Peer Reviewed Chapters in Books and Handbooks
- REDDY, V. (2010). Cultures and Minds. In M. Payne and J. R. Barbera (EDs.) A dictionary of cultural and critical theory. 2nd Edition. (pp. 172-176). Chichester: Wiley-Blackwell.
- REDDY, V. (2010). Engaging Minds in the first year: The developing awareness of attention and intention. In G. Bremner and T. Wachs (Eds). Handbook of Infant Development. 2nd Edition. Chichester: Wiley-Blackwell.
- REDDY, V. (2010). Green eyes in bio-cultural frames. In S. Hart and M. Legerstee (Eds.) Handbook of Jealousy: Theory, Research and Multidisciplinary Approaches. Chichester: Wiley-Blackwell.
- REDDY, V. (2009). Experiencing the Social: A Second Person Approach. In U. Muller, J. Carpendale, N. Budwig & B. Sokol (Eds.), Social Life and Social Knowledge: Toward a Process Account of Development. Mahwah, N.J.: Erlbaum.
- Book Review: REDDY, V. (2008) On good and evil and other impossible questions. Book review of De Waal’s Primates and Philosophers: How Morality Evolved. In Current Anthropology, 49 (4). 697-699.
- REDDY, V. (2008). Getting back to the rough ground. In N. Emery & N. Clayton (Eds.) Social Intelligence. Oxford: Oxford University Press.
- REDDY, V. & Morris, P. (2008). Participants don’t need theories. In A. Costall & I. Leudar (Eds). Against theory of mind. Palgrave Macmillan.
- Trevarthen, C. & REDDY, V. (2007). Consciousness in Infancy. In M. Velmans (Ed.), Blackwell Companion to Consciousness. Oxford: Blackwell
- REDDY, V. (2005). Feeling shy and showing-off: self-consciousness regulates intimacy. In J. Nadel & D. Muir (Eds.), Emotional Development (pp. 181-202). Oxford: Oxford University Press.
- REDDY, V. (2005). Before the third element: Understanding attention to self in infancy. In N. Eilan, C. Hoerl, T. McCormack, & J. Roessler, (Eds.), Joint Attention: Communication and Other Minds (pp. 85-109).Oxford: Oxford University Press.
- REDDY, V. (2001). Mind Knowledge in Infancy: Understanding Attention and Intention in the first year. In G.J. Bremner & A. Fogel (Eds.), Blackwell Handbook of Infancy Research (pp.241-264) Oxford: Blackwell.
- REDDY, V. (2001). Positively shy! Developmental continuities in the expression of shyness, coyness and embarrassment. In W. R. Crozier & L.E. Alden (Eds.), International Handbook of Social Anxiety: Concepts, Research and Interventions relating to the Self and Shyness (pp. 77-99). Chichester: John Wiley and Sons Ltd.

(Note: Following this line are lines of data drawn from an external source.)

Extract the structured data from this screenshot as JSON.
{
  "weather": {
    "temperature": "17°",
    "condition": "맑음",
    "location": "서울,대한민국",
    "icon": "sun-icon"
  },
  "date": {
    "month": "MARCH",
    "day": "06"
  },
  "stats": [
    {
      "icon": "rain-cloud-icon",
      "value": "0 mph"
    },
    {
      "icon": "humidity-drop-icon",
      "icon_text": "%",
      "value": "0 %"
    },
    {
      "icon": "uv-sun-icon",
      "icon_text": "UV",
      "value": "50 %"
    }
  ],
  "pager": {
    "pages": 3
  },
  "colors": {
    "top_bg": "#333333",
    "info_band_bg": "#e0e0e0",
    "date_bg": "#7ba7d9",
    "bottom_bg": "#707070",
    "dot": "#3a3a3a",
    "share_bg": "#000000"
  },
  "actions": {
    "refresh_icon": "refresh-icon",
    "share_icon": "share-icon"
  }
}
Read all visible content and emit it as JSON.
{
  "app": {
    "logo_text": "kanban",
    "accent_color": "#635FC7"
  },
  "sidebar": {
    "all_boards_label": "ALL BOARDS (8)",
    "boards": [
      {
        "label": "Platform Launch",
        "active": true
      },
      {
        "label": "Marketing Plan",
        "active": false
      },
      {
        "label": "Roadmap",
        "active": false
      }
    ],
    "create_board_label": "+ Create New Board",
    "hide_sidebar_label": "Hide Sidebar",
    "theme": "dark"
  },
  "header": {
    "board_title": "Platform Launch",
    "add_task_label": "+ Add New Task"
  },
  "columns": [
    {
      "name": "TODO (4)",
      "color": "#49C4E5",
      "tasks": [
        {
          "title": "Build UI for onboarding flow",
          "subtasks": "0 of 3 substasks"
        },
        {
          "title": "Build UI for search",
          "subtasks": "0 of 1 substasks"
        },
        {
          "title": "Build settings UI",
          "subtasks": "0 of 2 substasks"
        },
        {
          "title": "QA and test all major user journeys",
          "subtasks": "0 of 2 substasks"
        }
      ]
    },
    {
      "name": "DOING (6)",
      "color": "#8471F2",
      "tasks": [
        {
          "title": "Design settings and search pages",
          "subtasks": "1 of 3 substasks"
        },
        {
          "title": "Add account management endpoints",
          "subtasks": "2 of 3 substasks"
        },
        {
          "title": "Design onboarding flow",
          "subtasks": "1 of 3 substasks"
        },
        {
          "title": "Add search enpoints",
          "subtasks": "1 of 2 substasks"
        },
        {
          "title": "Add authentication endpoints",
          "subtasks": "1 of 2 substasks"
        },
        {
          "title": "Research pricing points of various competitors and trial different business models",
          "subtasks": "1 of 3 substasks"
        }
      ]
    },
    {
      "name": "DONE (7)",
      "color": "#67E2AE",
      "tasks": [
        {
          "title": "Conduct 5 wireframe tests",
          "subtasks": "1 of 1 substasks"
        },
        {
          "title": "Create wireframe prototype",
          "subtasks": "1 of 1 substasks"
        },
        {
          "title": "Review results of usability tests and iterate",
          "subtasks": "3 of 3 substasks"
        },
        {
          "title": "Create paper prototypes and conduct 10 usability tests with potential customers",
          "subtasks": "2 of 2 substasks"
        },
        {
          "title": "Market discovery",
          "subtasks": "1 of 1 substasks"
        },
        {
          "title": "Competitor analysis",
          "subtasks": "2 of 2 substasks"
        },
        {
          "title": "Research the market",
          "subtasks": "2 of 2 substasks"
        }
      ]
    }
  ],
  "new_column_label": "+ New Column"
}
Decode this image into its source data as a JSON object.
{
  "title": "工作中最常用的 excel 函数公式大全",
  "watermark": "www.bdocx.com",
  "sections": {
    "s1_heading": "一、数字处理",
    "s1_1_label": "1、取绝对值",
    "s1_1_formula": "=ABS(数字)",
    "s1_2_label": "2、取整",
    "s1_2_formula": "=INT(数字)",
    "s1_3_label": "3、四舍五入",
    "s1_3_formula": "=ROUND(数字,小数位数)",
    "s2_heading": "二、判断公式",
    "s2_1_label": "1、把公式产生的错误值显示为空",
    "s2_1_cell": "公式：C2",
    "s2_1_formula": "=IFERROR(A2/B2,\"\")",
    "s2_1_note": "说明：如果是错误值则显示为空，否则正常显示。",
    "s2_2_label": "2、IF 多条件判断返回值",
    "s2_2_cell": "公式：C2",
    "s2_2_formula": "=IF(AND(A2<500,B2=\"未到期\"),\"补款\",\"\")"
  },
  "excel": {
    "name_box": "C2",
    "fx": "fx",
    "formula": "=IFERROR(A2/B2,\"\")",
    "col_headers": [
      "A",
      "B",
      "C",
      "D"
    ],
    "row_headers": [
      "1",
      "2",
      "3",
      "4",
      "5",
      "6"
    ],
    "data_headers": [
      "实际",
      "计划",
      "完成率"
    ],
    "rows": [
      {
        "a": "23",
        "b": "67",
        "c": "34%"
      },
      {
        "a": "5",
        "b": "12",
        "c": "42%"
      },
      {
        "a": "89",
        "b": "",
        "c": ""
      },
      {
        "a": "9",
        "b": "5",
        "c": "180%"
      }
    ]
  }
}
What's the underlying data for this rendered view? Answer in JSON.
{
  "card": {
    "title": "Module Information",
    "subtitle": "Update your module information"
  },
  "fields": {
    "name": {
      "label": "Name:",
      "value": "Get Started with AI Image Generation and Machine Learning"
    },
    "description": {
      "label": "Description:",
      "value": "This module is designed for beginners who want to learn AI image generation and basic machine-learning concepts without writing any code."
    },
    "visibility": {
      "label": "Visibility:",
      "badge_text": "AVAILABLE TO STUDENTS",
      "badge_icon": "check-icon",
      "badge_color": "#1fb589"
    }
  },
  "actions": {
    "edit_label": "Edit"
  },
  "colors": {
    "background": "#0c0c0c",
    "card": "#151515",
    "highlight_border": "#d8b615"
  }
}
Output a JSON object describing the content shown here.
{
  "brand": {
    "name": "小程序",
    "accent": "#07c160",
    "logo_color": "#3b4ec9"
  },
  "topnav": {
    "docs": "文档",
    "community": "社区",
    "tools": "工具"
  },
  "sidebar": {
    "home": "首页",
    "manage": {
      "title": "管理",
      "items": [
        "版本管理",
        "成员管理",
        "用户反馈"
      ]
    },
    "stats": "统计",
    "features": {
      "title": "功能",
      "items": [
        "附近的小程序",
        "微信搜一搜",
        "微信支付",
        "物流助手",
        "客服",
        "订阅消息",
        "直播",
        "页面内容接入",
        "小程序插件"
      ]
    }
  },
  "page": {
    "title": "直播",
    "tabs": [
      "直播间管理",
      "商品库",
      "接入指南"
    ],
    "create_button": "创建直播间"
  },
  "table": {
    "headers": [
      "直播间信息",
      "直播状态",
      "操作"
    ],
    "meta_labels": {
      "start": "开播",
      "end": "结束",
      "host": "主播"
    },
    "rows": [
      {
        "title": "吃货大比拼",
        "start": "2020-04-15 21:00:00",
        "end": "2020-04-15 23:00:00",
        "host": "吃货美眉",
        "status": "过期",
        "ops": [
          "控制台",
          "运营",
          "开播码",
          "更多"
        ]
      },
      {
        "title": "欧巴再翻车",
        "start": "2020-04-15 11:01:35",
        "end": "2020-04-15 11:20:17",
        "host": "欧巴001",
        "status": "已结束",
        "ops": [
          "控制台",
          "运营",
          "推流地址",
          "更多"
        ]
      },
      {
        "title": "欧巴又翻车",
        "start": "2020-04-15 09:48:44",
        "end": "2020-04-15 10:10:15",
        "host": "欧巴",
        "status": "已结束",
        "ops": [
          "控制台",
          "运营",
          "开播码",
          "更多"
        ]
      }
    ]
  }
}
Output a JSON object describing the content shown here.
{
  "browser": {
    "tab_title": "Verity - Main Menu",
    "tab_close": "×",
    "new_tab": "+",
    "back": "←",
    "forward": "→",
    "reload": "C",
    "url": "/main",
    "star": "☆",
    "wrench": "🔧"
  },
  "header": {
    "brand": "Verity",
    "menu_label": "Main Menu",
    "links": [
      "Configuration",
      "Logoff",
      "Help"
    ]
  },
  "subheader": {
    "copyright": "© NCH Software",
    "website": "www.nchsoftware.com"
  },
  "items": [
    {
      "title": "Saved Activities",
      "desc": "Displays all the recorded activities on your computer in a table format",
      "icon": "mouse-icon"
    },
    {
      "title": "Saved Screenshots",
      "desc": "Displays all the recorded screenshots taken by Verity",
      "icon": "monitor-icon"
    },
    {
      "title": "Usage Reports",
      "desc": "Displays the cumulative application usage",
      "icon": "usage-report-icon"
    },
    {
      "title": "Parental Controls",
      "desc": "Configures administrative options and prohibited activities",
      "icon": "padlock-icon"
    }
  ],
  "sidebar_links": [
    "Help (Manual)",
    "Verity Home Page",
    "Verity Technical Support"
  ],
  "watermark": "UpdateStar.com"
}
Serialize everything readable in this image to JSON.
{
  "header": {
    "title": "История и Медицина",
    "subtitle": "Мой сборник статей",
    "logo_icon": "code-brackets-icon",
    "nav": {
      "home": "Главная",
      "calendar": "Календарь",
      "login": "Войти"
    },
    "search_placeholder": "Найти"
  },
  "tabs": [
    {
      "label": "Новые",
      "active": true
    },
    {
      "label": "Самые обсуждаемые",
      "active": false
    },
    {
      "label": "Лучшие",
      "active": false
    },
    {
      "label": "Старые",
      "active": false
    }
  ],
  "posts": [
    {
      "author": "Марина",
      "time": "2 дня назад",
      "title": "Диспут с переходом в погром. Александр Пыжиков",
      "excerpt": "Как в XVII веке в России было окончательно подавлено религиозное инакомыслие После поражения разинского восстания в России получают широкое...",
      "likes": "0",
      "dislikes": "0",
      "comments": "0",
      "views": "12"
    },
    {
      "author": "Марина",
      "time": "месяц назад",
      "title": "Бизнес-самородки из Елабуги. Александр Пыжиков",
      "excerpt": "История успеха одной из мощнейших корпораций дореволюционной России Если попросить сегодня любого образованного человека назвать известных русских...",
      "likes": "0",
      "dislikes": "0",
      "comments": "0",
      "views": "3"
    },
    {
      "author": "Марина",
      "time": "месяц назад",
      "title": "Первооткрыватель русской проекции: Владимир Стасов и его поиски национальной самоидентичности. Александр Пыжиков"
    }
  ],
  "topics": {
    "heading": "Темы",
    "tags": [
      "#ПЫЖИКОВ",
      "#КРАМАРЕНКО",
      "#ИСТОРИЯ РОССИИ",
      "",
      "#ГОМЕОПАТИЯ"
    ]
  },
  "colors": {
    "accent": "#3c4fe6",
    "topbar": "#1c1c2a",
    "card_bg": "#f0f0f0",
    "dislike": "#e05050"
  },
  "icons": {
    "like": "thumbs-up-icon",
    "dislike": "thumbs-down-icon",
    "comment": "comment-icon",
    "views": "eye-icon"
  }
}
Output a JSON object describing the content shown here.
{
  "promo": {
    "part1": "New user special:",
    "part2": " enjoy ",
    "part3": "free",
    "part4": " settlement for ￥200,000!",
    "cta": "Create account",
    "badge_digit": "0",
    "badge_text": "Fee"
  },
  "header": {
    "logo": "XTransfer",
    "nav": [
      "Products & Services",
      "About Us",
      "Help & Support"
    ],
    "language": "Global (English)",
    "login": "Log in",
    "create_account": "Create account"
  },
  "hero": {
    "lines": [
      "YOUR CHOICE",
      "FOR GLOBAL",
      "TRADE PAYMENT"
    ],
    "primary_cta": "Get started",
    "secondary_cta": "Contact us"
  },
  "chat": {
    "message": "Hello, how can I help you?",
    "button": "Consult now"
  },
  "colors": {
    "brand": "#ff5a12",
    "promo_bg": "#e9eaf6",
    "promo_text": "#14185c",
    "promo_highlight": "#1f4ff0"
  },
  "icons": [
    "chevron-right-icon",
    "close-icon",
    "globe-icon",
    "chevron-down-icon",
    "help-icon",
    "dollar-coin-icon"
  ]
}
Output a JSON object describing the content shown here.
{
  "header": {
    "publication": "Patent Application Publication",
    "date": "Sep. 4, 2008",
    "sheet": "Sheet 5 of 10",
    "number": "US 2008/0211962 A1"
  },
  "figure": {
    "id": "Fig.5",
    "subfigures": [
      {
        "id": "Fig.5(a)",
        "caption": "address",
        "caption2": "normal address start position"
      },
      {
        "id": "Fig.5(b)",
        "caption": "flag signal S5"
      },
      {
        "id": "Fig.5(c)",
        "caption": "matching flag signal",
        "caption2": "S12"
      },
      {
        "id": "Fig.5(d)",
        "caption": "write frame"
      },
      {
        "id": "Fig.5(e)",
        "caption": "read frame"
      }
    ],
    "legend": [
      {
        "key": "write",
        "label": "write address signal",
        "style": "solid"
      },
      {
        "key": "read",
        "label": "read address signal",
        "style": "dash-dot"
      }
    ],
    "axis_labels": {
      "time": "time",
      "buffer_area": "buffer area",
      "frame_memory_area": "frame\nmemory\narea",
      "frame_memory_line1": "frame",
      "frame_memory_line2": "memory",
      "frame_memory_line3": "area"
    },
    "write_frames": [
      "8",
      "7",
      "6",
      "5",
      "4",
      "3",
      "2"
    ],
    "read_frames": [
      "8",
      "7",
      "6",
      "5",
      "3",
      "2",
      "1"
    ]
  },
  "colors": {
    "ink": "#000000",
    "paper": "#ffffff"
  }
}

- REDDY, V. (1999). Prelinguistic Communication. In M.Barrett (Ed.), Language Development (pp. 25-50) Hove: Psychology Press.
- REDDY, V. (1998). Doing Psychology: Educating Apprentices. In D. Van Laar, J. Radford, & D. Rose (Eds.), Innovations in Teaching Psychology, Edgebaston: SEDA Publishers.
- REDDY, V., Hay, D., Murray, L. & Trevarthen, C. (1997). Communication in Infancy: Mutual Regulation of Affect and Attention. In G. Bremner, A. Slater, & G. Butterworth (Eds.), Infant Development: Recent Advances (pp. 247-273) Erlbaum: Hove.
- REDDY, V. (1995). Everyday Theory for Practitioners. In Methods of Curriculum Assessment: recipes for Success, Academic Development Centre, University of Portsmouth.
- REDDY, V. (1991). Playing with others' expectations: teasing and mucking about in the first year. In A. Whiten (Ed.), Natural Theories of Mind (pp. 143-158) Oxford: Blackwell.